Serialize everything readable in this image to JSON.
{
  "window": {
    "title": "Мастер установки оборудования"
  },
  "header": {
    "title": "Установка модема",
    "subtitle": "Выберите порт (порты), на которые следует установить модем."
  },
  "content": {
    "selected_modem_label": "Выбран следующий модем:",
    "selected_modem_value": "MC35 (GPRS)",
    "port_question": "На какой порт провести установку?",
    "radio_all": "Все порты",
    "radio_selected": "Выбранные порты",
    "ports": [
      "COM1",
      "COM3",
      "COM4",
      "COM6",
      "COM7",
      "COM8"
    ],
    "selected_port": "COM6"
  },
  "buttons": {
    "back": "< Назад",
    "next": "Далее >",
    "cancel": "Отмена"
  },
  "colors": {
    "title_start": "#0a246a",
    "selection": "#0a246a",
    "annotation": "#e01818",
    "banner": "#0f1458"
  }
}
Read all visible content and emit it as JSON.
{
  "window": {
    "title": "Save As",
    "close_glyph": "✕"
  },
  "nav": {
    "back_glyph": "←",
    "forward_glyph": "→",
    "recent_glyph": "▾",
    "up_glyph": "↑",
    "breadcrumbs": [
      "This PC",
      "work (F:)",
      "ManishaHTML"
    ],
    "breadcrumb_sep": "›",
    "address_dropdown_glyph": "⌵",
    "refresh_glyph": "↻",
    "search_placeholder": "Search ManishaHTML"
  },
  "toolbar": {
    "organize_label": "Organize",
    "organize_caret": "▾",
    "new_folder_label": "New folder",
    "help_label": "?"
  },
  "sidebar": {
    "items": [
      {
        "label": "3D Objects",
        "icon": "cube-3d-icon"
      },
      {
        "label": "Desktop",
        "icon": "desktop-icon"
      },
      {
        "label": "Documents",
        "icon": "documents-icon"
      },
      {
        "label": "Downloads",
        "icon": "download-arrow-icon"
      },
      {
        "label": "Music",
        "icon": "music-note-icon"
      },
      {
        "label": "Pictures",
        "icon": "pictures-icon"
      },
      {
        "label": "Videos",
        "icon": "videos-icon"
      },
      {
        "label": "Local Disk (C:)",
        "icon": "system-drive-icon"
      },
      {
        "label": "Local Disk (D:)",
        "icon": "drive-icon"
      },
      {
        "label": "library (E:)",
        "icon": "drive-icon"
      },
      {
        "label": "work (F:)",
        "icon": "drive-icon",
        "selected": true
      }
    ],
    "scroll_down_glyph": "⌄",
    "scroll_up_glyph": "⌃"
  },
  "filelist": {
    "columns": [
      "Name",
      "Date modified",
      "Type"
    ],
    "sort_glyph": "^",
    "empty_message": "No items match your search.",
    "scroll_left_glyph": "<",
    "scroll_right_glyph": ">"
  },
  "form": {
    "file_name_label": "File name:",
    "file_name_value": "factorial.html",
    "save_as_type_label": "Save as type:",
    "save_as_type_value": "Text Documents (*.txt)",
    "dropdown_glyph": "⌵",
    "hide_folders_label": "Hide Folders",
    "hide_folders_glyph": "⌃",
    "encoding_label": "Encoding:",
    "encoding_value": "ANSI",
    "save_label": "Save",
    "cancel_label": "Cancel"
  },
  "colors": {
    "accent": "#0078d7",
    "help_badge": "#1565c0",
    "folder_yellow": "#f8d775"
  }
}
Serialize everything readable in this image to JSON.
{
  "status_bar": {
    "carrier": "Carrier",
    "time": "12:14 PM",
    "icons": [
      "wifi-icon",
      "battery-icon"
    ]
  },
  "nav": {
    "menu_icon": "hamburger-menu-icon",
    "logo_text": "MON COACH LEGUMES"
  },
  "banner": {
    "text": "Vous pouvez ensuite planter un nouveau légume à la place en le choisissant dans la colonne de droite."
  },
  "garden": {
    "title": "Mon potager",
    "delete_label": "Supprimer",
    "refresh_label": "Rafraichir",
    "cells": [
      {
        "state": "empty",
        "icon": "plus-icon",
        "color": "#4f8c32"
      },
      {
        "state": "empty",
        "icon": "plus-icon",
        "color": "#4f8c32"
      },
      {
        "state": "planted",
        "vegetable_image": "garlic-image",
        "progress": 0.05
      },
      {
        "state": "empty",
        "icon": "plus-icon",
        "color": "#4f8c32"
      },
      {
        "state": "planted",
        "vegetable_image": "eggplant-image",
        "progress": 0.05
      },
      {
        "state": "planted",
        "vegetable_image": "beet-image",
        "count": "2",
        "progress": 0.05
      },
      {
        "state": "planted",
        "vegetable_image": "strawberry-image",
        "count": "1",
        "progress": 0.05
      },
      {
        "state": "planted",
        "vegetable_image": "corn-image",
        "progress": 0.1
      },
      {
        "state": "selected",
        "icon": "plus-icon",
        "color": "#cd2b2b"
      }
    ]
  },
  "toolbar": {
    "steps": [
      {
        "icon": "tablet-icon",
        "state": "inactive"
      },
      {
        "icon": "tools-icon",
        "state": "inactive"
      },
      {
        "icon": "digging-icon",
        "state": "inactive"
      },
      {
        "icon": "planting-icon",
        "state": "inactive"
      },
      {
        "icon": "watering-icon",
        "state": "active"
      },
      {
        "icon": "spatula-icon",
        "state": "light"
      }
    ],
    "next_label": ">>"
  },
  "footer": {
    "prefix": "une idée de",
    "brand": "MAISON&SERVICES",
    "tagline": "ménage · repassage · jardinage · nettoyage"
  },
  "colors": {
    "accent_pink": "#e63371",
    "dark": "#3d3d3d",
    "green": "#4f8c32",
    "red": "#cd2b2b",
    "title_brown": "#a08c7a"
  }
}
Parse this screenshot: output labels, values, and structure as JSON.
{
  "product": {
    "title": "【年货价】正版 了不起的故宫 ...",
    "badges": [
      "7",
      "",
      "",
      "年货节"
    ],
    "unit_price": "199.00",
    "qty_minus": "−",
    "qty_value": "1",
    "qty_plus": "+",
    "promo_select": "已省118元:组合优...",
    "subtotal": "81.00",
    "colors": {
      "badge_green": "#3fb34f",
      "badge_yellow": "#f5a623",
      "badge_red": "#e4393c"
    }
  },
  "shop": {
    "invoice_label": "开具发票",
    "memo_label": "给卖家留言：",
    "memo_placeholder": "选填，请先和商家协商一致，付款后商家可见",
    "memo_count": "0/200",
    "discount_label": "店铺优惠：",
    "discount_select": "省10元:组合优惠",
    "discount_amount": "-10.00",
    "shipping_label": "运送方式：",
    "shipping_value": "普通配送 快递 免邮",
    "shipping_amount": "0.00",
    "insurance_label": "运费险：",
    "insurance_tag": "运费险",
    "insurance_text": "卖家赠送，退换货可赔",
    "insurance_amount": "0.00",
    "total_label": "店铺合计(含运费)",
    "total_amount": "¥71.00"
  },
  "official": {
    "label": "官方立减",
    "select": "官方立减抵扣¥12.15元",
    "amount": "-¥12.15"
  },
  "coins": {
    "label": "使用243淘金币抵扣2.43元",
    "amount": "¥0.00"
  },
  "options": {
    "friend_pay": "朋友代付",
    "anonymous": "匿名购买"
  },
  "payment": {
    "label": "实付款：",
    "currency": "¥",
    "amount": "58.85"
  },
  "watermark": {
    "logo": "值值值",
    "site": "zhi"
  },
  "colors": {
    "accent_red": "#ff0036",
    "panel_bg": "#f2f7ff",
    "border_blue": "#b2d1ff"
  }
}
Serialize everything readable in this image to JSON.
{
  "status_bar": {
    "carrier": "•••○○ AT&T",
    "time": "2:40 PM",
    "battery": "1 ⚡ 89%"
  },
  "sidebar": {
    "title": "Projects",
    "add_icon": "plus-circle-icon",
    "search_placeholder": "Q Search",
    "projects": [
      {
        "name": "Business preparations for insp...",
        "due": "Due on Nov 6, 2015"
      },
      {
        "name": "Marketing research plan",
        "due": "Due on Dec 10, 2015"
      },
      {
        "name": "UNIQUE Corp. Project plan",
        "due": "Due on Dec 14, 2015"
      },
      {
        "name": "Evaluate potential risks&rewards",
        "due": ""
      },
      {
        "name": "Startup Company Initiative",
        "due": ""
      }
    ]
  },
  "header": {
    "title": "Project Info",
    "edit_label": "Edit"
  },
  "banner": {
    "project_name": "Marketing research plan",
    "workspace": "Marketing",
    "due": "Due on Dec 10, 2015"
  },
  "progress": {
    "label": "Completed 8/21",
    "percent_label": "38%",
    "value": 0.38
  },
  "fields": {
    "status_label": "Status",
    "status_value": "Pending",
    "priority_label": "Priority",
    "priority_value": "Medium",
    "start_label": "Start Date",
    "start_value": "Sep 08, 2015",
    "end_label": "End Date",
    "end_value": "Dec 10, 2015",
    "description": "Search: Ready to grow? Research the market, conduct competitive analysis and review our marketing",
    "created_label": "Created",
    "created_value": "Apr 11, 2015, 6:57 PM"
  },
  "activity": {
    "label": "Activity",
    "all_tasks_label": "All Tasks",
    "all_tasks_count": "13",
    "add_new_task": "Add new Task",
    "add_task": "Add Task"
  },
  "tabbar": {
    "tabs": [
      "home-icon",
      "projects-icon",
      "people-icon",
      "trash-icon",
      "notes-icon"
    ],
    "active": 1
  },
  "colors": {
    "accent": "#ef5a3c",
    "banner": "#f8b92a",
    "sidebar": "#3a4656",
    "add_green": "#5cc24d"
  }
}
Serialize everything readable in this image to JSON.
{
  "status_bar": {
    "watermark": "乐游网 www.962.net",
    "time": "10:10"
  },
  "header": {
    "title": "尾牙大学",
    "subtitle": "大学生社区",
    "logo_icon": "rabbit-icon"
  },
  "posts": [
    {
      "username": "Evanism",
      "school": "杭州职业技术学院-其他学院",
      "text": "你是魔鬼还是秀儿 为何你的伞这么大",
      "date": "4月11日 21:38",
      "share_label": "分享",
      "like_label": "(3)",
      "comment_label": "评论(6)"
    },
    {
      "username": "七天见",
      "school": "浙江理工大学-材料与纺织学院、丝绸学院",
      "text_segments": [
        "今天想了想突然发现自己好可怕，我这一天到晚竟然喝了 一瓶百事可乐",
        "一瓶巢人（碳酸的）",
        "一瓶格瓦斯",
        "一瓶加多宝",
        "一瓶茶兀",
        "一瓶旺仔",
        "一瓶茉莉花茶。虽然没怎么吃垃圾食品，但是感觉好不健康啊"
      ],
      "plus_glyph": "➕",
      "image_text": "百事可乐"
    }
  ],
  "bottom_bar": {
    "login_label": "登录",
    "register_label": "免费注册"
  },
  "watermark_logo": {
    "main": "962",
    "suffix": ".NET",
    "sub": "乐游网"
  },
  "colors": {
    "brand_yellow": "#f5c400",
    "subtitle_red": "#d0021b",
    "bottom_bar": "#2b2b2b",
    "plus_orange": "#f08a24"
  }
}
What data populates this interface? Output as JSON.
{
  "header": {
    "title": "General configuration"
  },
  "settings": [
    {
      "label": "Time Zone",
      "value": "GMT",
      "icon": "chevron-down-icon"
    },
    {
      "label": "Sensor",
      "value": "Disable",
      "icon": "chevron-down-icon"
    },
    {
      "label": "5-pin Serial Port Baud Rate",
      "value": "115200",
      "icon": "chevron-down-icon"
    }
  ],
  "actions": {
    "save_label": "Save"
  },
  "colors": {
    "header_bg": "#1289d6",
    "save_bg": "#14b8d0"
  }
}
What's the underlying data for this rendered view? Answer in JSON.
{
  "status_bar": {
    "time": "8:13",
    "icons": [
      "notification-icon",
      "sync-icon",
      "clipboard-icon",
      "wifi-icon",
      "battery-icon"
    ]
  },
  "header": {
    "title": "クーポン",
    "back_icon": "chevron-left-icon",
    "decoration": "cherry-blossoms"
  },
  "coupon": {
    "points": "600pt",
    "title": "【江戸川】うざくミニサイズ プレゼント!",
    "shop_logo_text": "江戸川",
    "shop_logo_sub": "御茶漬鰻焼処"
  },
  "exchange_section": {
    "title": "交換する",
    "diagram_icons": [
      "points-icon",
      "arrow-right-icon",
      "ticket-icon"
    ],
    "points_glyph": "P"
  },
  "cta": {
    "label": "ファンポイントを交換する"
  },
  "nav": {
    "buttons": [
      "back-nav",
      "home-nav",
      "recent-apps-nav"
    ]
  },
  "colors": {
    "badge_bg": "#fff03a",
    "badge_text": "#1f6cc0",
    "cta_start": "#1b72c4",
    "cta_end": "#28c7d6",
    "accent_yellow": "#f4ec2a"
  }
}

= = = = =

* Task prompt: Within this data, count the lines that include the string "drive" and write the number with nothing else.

* Written answer: 4